“The point of the grant is to look at how various kinds of organizations and financing arrangements affect the quality and cost of substance abuse care...to help real world programs do a better job with the money they put into substance abuse programs and to help [them] redesign how they do things,” said Harvard Medical School (HMS) Morris Professor of Health Economics Richard G. Frank, who will be a co-principal investigator on the project. “Hopefully it can really make a difference.”
Another principal investigator, Constance Horgan, who is director of the Center for Behavioral Health at Brandeis University’s Heller School, was not available for comment. Horgan has worked on numerous projects examining how health services are provided in the changing managed care environment, according to the Heller School website.
Brandeis and Harvard’s health departments have worked on similar projects since the mid-90s, during which they also received a significant grant.
The research project is divided into four main areas. One focus of the study is a program run by the state of Connecticut that “rewards medical providers for doing a good job with Medicaid beneficiaries who abuse substances,” Frank said.
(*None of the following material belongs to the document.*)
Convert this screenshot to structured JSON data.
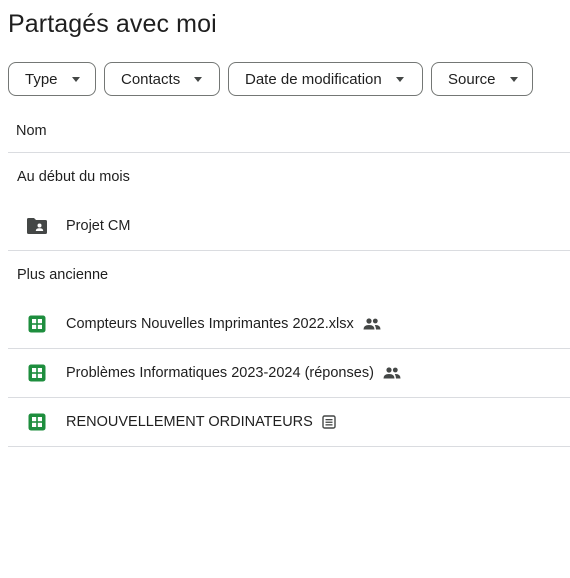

The researchers will try to determine whether such monetary incentives are effective in encouraging providers to produce better results in substance abuse recoveries.
A second area of inquiry is the way in which treatment and welfare reform interact for people with substance abuse problems.
“Some states really integrate welfare information…while other states say you can’t have treatment until you get a job,” Frank said. “We are seeing how well people do under those two different circumstances.”
HMS Professor of Health Economics Thomas G. McGuire, another co-investigator of the study, said that welfare reform is “to some degree a one-size-fits-all policy and we are trying to figure out how this aggregate policy suits the most disadvantaged.”
A third aspect of the study is to look at private managed care companies individually and to examine how costs and outcomes differ when Employee Assistance Programs (EAPs) are integrated with managed care.
“[EAPs] typically work with management and teach them what the workplace symptoms of substance abuse are and to sensitize supervisors and managers to them and to facilitate those employees getting help...[while managed care tries] to arrange for substance abuse care in a way that reduces the cost and increases efficiency,” said William C. Barron, a clinician with Harvard’s EAP.
“The hypothesis is that when these two are linked, you might get better outcomes in terms of costs,” Frank said. “If we learn that integrating them into one thing that does both as opposed to keeping them separate, then perhaps they’ll redesign what they offer employers, so for same amount of money they can offer more.”
Data for the EAP study will come from Managed Health Network, Inc. a mental and behavioral health services company.
The researchers will also study whether equal coverage of substance abuse treatment, compared with coverage of more standard treatments, is affordable or practical.
“I think there is interest in employer and employee groups in dealing with substance abuse, but the problem is that they’re not in the position to finance research and are not sure what right thing for their employees is,” McGuire said.